=== REQUIRED ACTION ===
Records follow. Pull out every line that contains "logout".

Dataset entries
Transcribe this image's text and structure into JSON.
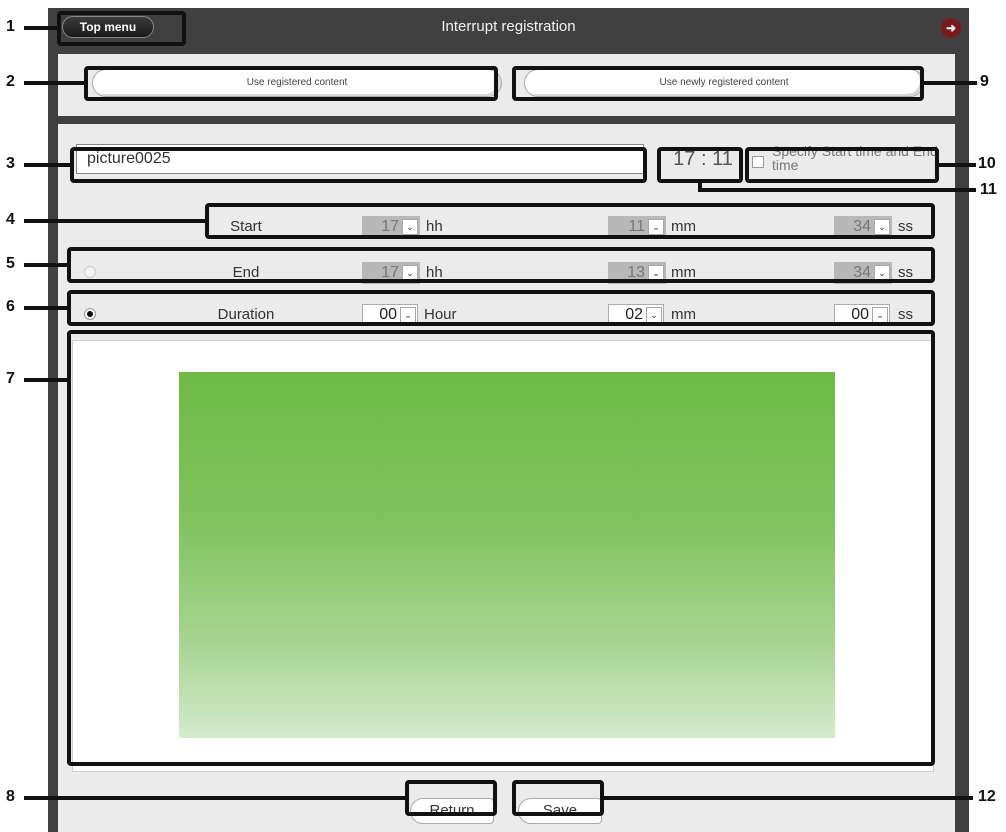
{
  "header": {
    "top_menu_label": "Top menu",
    "title": "Interrupt registration",
    "logout_icon": "logout-icon"
  },
  "content_buttons": {
    "registered": "Use registered content",
    "newly_registered": "Use newly registered content"
  },
  "content_name": "picture0025",
  "clock": "17 : 11",
  "specify_time_label": "Specify Start time and End time",
  "rows": {
    "start": {
      "label": "Start",
      "f1": "17",
      "u1": "hh",
      "f2": "11",
      "u2": "mm",
      "f3": "34",
      "u3": "ss"
    },
    "end": {
      "label": "End",
      "f1": "17",
      "u1": "hh",
      "f2": "13",
      "u2": "mm",
      "f3": "34",
      "u3": "ss"
    },
    "duration": {
      "label": "Duration",
      "f1": "00",
      "u1": "Hour",
      "f2": "02",
      "u2": "mm",
      "f3": "00",
      "u3": "ss"
    }
  },
  "footer": {
    "return_label": "Return",
    "save_label": "Save"
  },
  "callouts": [
    "1",
    "2",
    "3",
    "4",
    "5",
    "6",
    "7",
    "8",
    "9",
    "10",
    "11",
    "12"
  ],
  "colors": {
    "frame": "#404040",
    "panel": "#ebebeb",
    "preview_green": "#6dbb45",
    "logout": "#7a1a1a"
  }
}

=== RESPONSE FOR THIS EXERCISE ===
    "logout_icon": "logout-icon"
    "logout": "#7a1a1a"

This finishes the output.